Small-business owners struck back against New York Gov. Andrew Cuomo's plan to implement a $15 minimum wage Tuesday, saying the Democratic governor's call to enact what would be the highest state minimum in the country would devastate an already struggling economy.
Gathering at the Capitol in Albany, the business owners warned that such a steep increase would squeeze small businesses struggling in an already challenging economic climate.
"You're either going to cut back on employment or raise prices," said Art Price, owner of a Southern Tier plumbing business.
Eric Ooms said his family dairy farm near the Hudson River is now employing robotic milkers, a move partially prompted by higher labor costs that could reduce his overall staff by up to three workers. He predicted other dairy farmers would also switch.

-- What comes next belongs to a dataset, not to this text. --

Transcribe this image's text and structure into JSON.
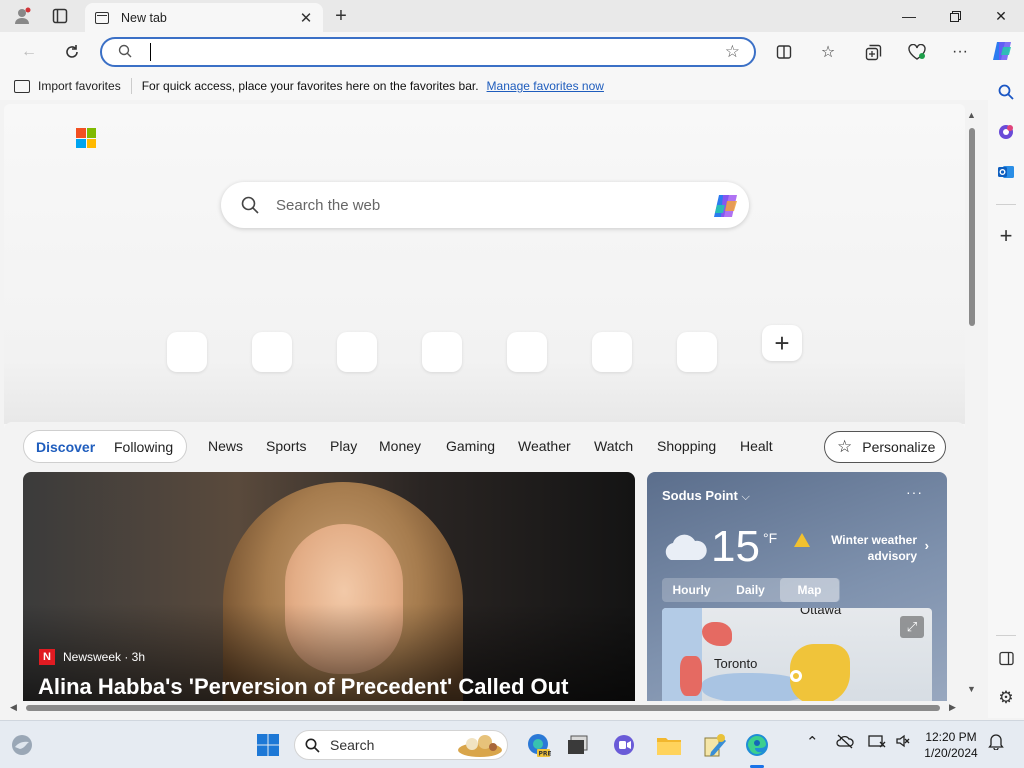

"We're competing with states like Pennsylvania and Idaho," he said, listing states with significantly lower minimum wages. He said the wage hike would be "incredibly awful for the dairy industry, but it's even worse for the vegetable farmers and the fruit farmers who can't do the automation."
The state's current minimum wage is $9 an hour. Cuomo, a Democrat, argues that a higher minimum would get low-wage workers off government assistance, while giving them more money to inject in local economies. To help businesses adjust, he is proposing a gradual increase to $15 — by the end of 2018 in New York City and by July 2021 in the rest of the state — and nearly $300 million in small business tax relief.
"We will have the highest minimum wage in the United States of America, which is a tremendous, big step toward economic justice and economic freedom," he told an audience Monday on Long Island.
A vote on Cuomo's measure is expected in the coming weeks.
The measure is widely supported in the Democratic-led Assembly but faces greater challenges in the GOP-run Senate. Still, Senate leaders haven't shut the door completely on a minimum wage increase, suggesting that the size of the raise, the duration of the phase-in and the size of tax cuts for businesses could be up for negotiation.
Business groups say they want to make sure any increase that's passed by the Legislature.
"We do not believe this is a foregone conclusion," said Mike Durant, New York state director for the National Federation of Independent Business.